Page and application data records:

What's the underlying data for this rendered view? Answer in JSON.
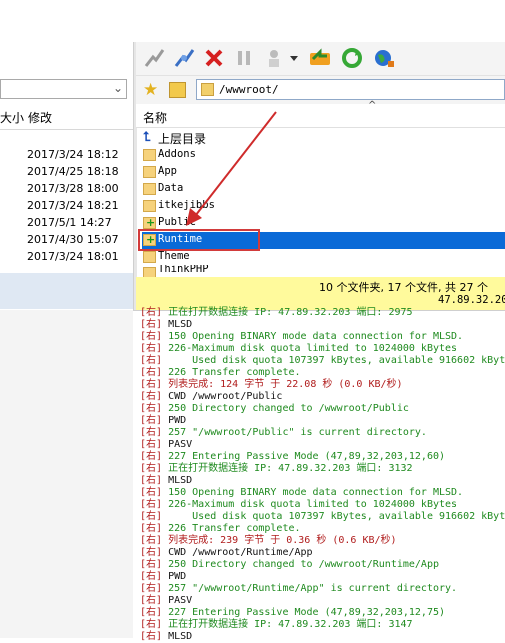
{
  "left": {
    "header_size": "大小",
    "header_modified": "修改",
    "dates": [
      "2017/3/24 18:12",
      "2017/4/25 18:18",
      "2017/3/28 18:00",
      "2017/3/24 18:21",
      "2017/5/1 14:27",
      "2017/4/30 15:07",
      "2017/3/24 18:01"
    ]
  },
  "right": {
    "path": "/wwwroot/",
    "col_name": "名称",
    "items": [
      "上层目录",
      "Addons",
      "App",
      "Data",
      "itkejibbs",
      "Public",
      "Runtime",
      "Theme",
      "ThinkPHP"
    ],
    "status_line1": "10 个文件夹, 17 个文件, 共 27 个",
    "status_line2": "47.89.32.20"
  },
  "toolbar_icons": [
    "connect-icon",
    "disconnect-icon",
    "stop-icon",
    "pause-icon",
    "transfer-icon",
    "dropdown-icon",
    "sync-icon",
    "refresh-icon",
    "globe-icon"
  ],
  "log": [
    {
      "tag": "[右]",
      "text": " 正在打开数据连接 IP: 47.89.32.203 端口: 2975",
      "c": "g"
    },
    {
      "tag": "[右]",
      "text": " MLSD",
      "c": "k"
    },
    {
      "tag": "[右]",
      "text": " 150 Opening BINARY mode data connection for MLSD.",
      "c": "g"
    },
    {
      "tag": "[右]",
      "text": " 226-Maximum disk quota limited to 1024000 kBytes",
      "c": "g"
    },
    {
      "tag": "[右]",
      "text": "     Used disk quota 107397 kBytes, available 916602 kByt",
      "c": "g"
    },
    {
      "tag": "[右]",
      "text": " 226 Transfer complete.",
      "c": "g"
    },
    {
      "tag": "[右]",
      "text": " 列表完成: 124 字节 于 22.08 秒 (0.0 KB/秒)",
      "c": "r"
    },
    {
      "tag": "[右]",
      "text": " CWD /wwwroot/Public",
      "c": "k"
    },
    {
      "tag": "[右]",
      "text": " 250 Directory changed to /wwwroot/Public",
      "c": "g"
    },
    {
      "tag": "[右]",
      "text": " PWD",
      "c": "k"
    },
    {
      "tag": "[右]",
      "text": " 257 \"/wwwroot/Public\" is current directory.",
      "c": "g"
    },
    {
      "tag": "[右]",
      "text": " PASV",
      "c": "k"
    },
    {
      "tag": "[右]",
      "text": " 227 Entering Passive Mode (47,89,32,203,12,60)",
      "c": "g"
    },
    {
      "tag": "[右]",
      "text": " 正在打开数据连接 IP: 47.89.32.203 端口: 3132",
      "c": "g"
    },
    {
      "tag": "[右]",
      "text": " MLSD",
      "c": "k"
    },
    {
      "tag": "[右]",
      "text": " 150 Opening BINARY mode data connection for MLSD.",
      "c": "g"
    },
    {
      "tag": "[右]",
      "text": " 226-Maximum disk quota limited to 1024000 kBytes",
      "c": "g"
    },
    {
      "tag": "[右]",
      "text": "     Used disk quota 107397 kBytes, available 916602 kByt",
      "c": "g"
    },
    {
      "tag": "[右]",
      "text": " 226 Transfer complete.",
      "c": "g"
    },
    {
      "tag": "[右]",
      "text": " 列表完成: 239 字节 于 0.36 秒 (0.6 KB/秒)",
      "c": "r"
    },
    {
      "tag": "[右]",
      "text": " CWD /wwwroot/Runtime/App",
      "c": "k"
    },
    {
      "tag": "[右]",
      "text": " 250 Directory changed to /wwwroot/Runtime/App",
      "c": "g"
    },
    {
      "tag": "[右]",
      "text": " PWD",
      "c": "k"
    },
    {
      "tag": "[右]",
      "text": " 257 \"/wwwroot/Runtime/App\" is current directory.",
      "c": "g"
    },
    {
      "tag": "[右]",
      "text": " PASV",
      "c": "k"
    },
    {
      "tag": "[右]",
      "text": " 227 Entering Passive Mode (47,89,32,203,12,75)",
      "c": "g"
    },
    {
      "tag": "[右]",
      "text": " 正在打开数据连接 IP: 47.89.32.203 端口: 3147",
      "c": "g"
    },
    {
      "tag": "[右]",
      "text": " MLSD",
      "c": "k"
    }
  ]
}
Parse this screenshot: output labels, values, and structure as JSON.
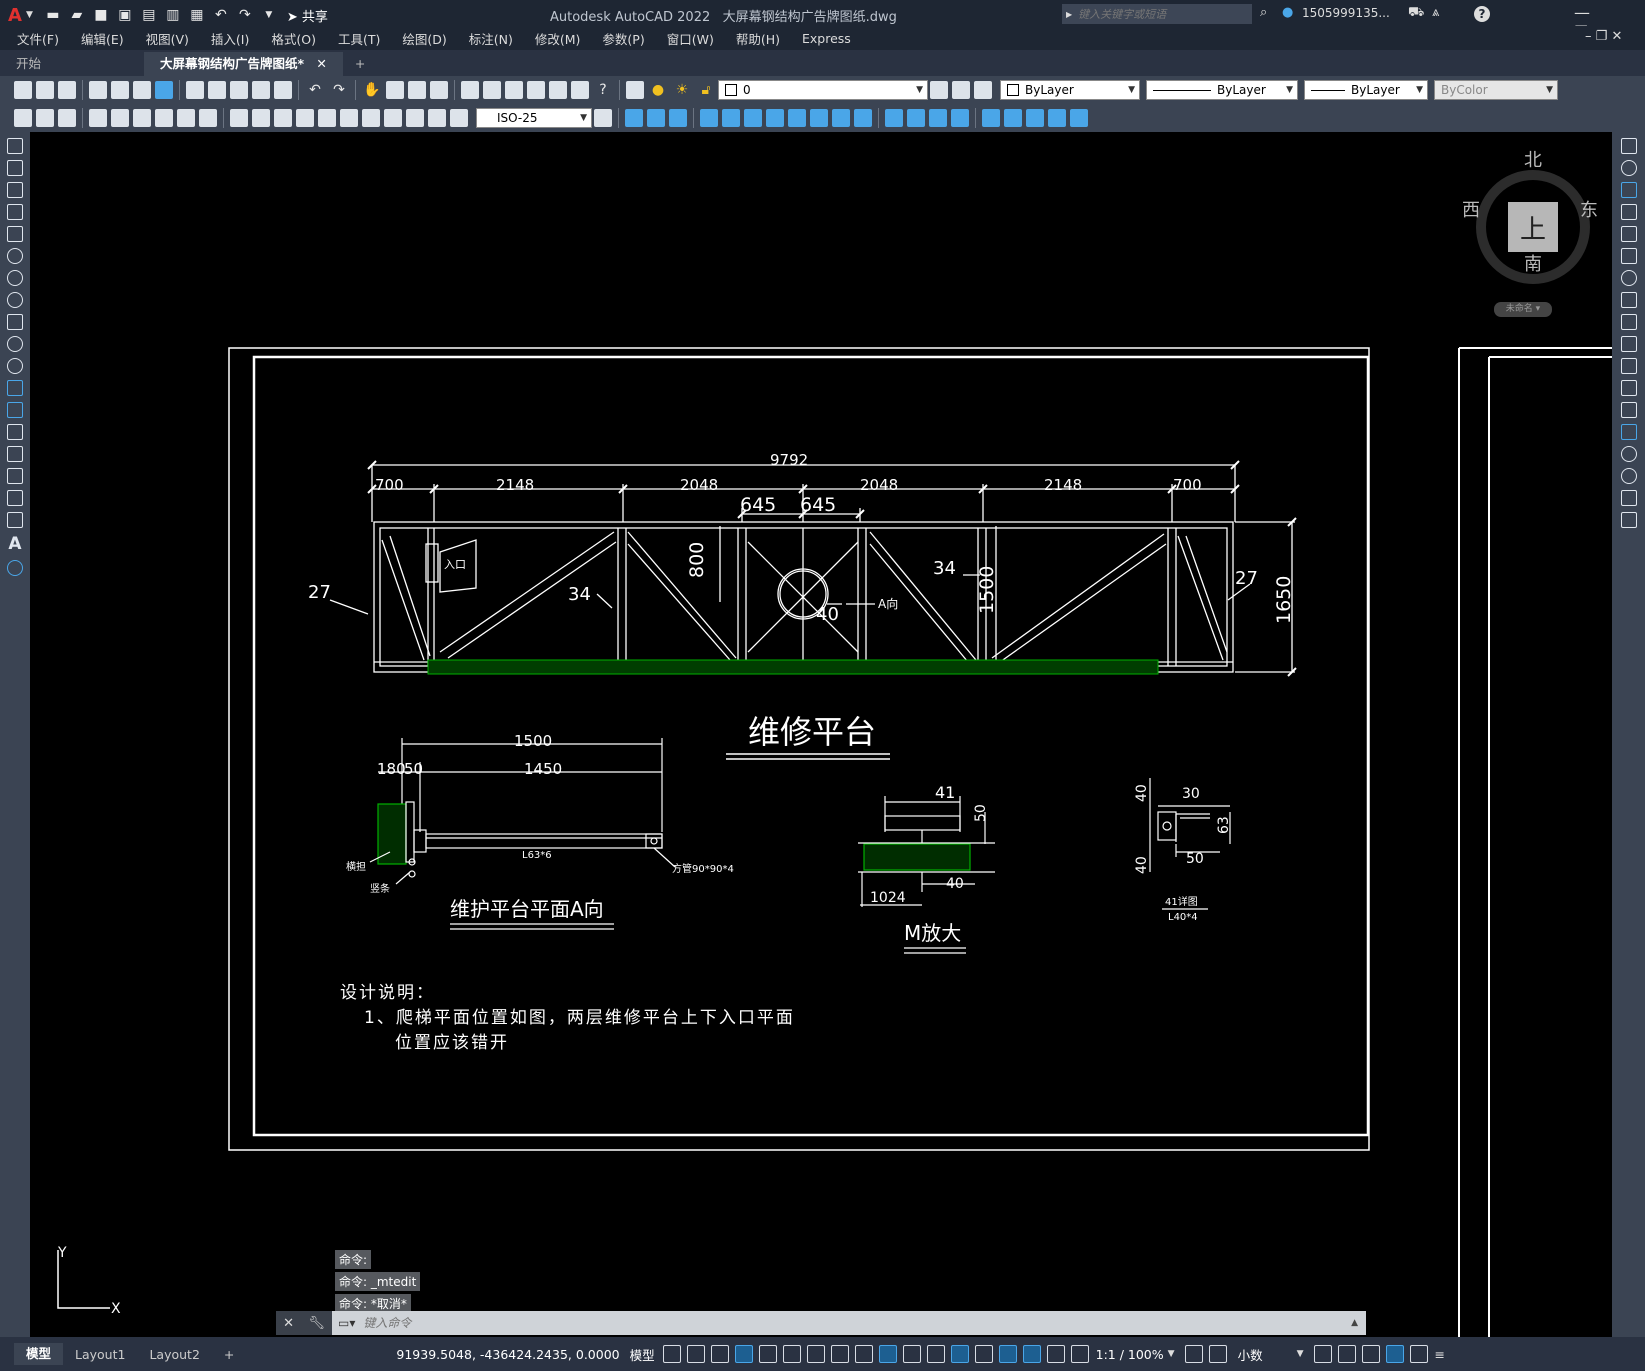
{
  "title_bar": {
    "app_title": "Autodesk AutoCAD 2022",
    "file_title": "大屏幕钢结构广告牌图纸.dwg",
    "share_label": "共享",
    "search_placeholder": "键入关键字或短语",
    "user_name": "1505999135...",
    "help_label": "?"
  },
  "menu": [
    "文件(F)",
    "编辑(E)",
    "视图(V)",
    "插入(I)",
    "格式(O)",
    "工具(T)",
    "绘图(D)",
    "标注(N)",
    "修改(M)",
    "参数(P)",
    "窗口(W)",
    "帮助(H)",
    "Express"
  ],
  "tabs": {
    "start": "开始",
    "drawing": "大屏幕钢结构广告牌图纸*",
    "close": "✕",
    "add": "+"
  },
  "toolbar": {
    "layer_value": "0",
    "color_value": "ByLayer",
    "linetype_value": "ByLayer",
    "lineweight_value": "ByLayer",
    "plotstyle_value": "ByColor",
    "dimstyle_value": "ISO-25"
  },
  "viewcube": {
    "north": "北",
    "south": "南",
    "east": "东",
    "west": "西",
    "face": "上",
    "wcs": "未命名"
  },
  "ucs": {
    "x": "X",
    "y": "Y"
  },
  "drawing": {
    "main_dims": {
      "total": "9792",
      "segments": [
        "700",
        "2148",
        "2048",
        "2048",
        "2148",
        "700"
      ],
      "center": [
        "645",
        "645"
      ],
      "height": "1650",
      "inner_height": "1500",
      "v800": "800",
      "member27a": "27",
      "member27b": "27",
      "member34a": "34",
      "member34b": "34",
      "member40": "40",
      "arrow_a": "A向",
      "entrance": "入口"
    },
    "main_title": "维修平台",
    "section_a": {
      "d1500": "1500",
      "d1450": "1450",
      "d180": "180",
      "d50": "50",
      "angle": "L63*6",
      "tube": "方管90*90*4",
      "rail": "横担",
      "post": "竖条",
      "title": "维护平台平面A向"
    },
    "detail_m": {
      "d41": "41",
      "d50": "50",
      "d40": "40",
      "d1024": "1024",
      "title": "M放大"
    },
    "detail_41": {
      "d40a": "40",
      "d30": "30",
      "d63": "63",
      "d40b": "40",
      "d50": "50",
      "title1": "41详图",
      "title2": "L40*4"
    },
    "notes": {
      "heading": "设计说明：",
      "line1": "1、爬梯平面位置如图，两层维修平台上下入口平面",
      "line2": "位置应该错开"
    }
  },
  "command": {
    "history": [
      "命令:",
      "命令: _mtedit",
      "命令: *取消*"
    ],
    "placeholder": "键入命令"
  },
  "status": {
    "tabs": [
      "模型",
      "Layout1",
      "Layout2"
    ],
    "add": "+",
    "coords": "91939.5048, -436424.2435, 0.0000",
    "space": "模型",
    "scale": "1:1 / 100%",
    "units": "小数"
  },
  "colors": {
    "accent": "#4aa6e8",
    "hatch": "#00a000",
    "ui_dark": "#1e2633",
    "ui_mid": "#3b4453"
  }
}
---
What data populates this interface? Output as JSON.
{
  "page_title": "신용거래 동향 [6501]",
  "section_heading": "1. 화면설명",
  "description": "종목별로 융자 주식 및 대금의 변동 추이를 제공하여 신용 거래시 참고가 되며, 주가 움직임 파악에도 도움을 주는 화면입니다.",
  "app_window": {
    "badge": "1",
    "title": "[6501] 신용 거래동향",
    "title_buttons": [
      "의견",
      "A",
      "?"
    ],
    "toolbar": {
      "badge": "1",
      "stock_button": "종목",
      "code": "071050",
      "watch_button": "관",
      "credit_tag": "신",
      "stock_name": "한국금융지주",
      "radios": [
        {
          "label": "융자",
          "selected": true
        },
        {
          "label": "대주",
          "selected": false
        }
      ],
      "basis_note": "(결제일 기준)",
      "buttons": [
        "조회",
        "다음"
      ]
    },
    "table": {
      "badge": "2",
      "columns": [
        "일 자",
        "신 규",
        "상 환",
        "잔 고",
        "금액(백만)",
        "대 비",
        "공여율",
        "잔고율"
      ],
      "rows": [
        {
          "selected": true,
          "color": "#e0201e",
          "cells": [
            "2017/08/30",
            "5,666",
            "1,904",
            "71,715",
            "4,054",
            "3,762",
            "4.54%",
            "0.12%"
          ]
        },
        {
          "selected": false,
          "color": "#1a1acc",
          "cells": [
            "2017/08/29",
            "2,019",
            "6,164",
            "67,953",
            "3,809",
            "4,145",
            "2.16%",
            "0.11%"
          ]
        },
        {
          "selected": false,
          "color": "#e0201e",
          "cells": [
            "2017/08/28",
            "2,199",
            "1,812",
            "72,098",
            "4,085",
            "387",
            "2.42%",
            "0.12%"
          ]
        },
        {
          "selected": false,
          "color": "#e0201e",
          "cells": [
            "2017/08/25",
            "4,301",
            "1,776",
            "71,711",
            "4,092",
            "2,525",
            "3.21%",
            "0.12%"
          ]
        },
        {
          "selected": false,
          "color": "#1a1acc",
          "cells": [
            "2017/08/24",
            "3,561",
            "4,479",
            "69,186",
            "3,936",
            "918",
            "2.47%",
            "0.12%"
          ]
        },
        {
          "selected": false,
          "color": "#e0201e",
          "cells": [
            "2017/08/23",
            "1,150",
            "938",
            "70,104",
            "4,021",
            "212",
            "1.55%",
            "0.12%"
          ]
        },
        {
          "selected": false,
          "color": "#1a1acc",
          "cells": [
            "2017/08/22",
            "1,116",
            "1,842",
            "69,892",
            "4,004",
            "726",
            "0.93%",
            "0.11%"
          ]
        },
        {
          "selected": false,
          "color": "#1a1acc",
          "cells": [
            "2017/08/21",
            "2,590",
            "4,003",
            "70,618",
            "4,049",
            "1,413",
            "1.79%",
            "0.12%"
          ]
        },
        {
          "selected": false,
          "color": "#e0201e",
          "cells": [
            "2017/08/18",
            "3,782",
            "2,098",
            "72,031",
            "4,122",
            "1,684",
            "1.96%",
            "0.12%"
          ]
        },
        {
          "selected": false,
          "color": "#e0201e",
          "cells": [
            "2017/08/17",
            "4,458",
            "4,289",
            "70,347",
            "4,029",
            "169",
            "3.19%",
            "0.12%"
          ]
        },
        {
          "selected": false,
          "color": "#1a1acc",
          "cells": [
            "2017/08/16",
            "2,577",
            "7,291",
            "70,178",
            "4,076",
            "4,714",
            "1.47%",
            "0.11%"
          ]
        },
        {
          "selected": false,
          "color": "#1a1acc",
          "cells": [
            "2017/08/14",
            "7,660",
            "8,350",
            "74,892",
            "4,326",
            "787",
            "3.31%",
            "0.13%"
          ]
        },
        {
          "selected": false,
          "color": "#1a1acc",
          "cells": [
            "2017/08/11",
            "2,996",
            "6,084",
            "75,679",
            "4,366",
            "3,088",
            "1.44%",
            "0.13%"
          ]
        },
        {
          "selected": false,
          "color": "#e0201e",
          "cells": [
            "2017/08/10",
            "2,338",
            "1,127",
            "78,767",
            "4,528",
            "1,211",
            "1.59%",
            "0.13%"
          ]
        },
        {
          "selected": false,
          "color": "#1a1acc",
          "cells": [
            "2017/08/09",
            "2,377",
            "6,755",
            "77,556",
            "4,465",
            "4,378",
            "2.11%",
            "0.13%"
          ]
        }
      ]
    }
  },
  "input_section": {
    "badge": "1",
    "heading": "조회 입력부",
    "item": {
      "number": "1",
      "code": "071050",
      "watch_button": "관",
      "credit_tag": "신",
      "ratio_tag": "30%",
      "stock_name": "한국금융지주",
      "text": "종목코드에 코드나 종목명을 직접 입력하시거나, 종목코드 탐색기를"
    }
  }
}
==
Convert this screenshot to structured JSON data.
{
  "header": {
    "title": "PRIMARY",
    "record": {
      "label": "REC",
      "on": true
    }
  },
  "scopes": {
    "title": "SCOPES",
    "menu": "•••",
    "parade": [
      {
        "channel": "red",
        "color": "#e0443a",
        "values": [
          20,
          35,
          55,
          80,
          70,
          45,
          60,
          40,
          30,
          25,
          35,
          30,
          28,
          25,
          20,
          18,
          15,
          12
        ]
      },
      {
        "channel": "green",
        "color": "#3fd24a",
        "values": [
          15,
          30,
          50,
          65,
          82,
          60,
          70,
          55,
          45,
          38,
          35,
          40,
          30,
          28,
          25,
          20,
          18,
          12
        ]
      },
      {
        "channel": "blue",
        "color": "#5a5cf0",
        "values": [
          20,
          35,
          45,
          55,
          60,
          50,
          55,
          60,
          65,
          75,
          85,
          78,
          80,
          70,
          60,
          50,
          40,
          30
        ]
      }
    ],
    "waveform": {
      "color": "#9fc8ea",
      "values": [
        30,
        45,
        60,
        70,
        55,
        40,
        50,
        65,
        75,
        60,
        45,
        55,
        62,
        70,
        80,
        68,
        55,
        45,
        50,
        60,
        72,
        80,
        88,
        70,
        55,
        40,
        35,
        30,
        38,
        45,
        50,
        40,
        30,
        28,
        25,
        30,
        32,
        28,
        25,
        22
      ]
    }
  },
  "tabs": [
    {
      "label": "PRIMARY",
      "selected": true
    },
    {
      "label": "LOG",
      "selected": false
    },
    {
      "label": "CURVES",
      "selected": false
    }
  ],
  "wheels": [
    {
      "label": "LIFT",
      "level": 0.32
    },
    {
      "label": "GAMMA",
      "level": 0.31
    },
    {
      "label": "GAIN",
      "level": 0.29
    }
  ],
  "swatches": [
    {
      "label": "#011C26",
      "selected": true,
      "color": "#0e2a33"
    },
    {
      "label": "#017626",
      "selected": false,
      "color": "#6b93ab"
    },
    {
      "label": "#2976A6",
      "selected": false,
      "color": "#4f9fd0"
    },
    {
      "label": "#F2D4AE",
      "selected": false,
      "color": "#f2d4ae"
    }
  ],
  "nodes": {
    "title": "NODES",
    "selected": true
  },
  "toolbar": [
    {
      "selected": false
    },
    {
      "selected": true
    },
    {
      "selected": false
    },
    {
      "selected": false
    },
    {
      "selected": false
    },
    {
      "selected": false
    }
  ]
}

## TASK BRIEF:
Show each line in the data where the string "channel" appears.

## EXERCISE OUTPUT:
        "channel": "red",
        "channel": "green",
        "channel": "blue",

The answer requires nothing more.